NCHRP Report 836 presents guidelines for emergency ventilation smoke control in roadway tunnels to facilitate human evacuation and emergency responder safety. These guidelines consider tunnel geometrics such as tunnel altitude; physical dimensions (i.e., length, cross-section); type of traffic flow (i.e., single or bi-directional flow); and fan utilization and placement. They also consider cargo types and quantities as they pertain to fire heat release rates (FHRRs) and ventilation requirements. The guidelines determine the effects of ventilation on tunnel fires including fire size, and the interaction of firefighting and ventilation system operation. The material in this report will be of immediate interest to tunnel owners and operators, law enforcement agencies, first responders, designers, and ventilation equipment vendors.

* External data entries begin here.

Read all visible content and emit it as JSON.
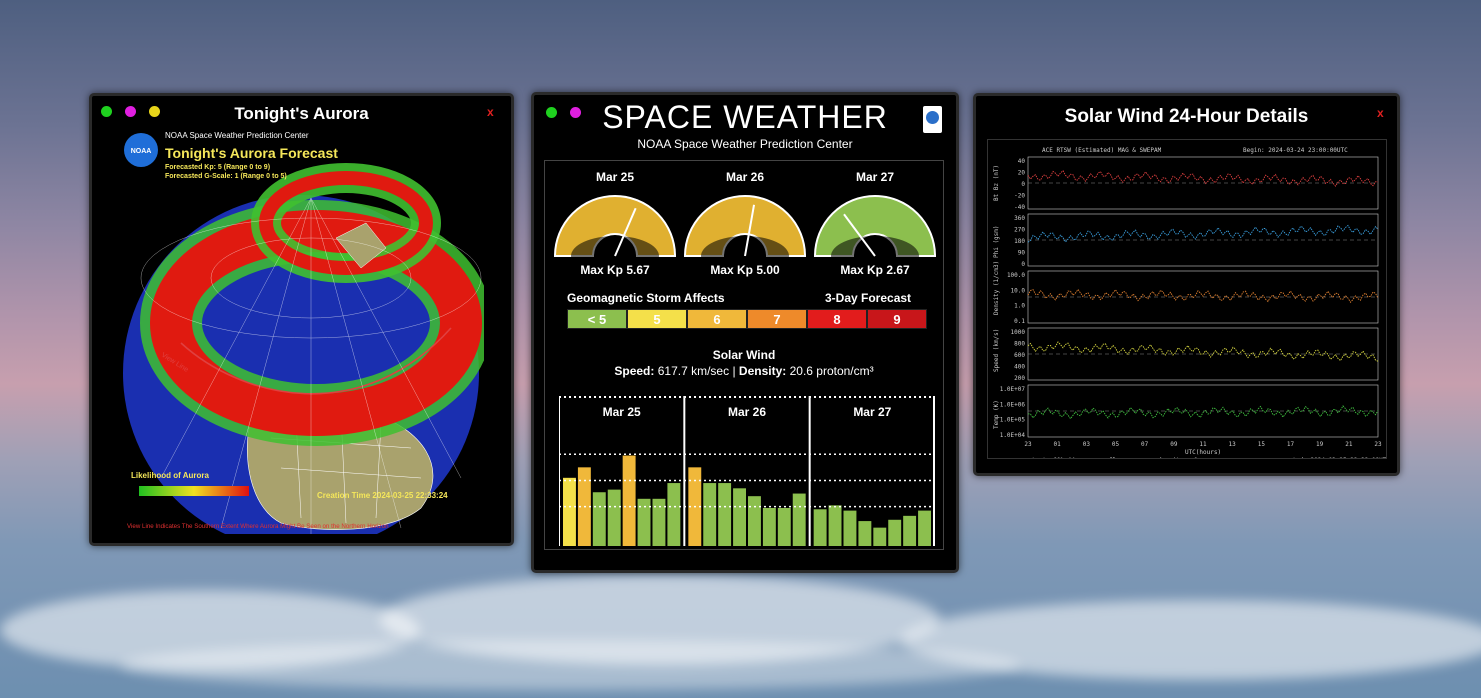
{
  "aurora_window": {
    "title": "Tonight's Aurora",
    "close": "x",
    "org": "NOAA Space Weather Prediction Center",
    "logo_text": "NOAA",
    "forecast_title": "Tonight's Aurora Forecast",
    "kp_line": "Forecasted Kp: 5 (Range 0 to 9)",
    "g_line": "Forecasted G-Scale: 1 (Range 0 to 5)",
    "likelihood_label": "Likelihood of Aurora",
    "view_line_label": "View Line",
    "creation_time": "Creation Time 2024-03-25 22:33:24",
    "footer": "View Line Indicates The Southern Extent Where Aurora Might Be Seen on the Northern Horizon"
  },
  "space_weather": {
    "title": "SPACE WEATHER",
    "subtitle": "NOAA Space Weather Prediction Center",
    "gauges": [
      {
        "date": "Mar 25",
        "kp_label": "Max Kp 5.67",
        "kp": 5.67,
        "color": "#e0b030"
      },
      {
        "date": "Mar 26",
        "kp_label": "Max Kp 5.00",
        "kp": 5.0,
        "color": "#e0b030"
      },
      {
        "date": "Mar 27",
        "kp_label": "Max Kp 2.67",
        "kp": 2.67,
        "color": "#8cbf4e"
      }
    ],
    "storm_label": "Geomagnetic Storm Affects",
    "forecast_label": "3-Day Forecast",
    "scale": [
      {
        "label": "< 5",
        "color": "#8cbf4e"
      },
      {
        "label": "5",
        "color": "#f4e04a"
      },
      {
        "label": "6",
        "color": "#f0b83a"
      },
      {
        "label": "7",
        "color": "#ee8a2a"
      },
      {
        "label": "8",
        "color": "#e21c1c"
      },
      {
        "label": "9",
        "color": "#c8161a"
      }
    ],
    "solar_wind_title": "Solar Wind",
    "speed_label": "Speed:",
    "speed_value": "617.7 km/sec",
    "separator": "|",
    "density_label": "Density:",
    "density_value": "20.6 proton/cm³",
    "bar_days": [
      "Mar 25",
      "Mar 26",
      "Mar 27"
    ],
    "kp_bars": [
      [
        5.2,
        6.0,
        4.1,
        4.3,
        6.9,
        3.6,
        3.6,
        4.8
      ],
      [
        6.0,
        4.8,
        4.8,
        4.4,
        3.8,
        2.9,
        2.9,
        4.0
      ],
      [
        2.8,
        3.1,
        2.7,
        1.9,
        1.4,
        2.0,
        2.3,
        2.7
      ]
    ]
  },
  "solar_wind_window": {
    "title": "Solar Wind 24-Hour Details",
    "close": "x",
    "plot_header_left": "ACE RTSW (Estimated) MAG & SWEPAM",
    "plot_header_right": "Begin: 2024-03-24 23:00:00UTC",
    "panels": [
      {
        "ylabel": "Bt Bz (nT)",
        "ticks": [
          "40",
          "20",
          "0",
          "-20",
          "-40"
        ],
        "color": "#e04040"
      },
      {
        "ylabel": "Phi (gsm)",
        "ticks": [
          "360",
          "270",
          "180",
          "90",
          "0"
        ],
        "color": "#3aa0e0"
      },
      {
        "ylabel": "Density (1/cm3)",
        "ticks": [
          "100.0",
          "10.0",
          "1.0",
          "0.1"
        ],
        "color": "#e08030"
      },
      {
        "ylabel": "Speed (km/s)",
        "ticks": [
          "1000",
          "800",
          "600",
          "400",
          "200"
        ],
        "color": "#d8d840"
      },
      {
        "ylabel": "Temp (K)",
        "ticks": [
          "1.0E+07",
          "1.0E+06",
          "1.0E+05",
          "1.0E+04"
        ],
        "color": "#40c040"
      }
    ],
    "x_ticks": [
      "23",
      "01",
      "03",
      "05",
      "07",
      "09",
      "11",
      "13",
      "15",
      "17",
      "19",
      "21",
      "23"
    ],
    "x_label": "UTC(hours)",
    "footer_start": "start: 60% #4",
    "footer_mid1": "magflux",
    "footer_mid2": "density < 1",
    "footer_created": "created: 2024-03-25 22:32:08UTC"
  }
}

In normal operation, ventilation ensures sufficient air quality in the tunnel, generally by diluting pollutants. During the self-evacuation phase (also called the self-rescue phase), the ventilation system aims to create and maintain a tenable environment for the evacuation of tunnel users. Specifically, this environment consists of acceptable visibility, heat, air temperature, thermal radiation, and air quality levels. During the firefighting phase, the ventilation system control and operation should be part of the standard operating procedure for the tunnel so that firefighting and rescue can be carried out in accordance with the emergency response plan. Currently, the design and operation of emergency smoke control varies from project to project in the absence of consistent and standardized practices. There was a need to identify the best operational practices for emergency ventilation smoke control in roadway tunnels. Research performed under NCHRP Project 20-07/ Task 363 by Jacobs Civil Consultants Inc., developed guidelines for emergency ventilation smoke control in roadway tunnels to improve human evacuation and emergency responder safety.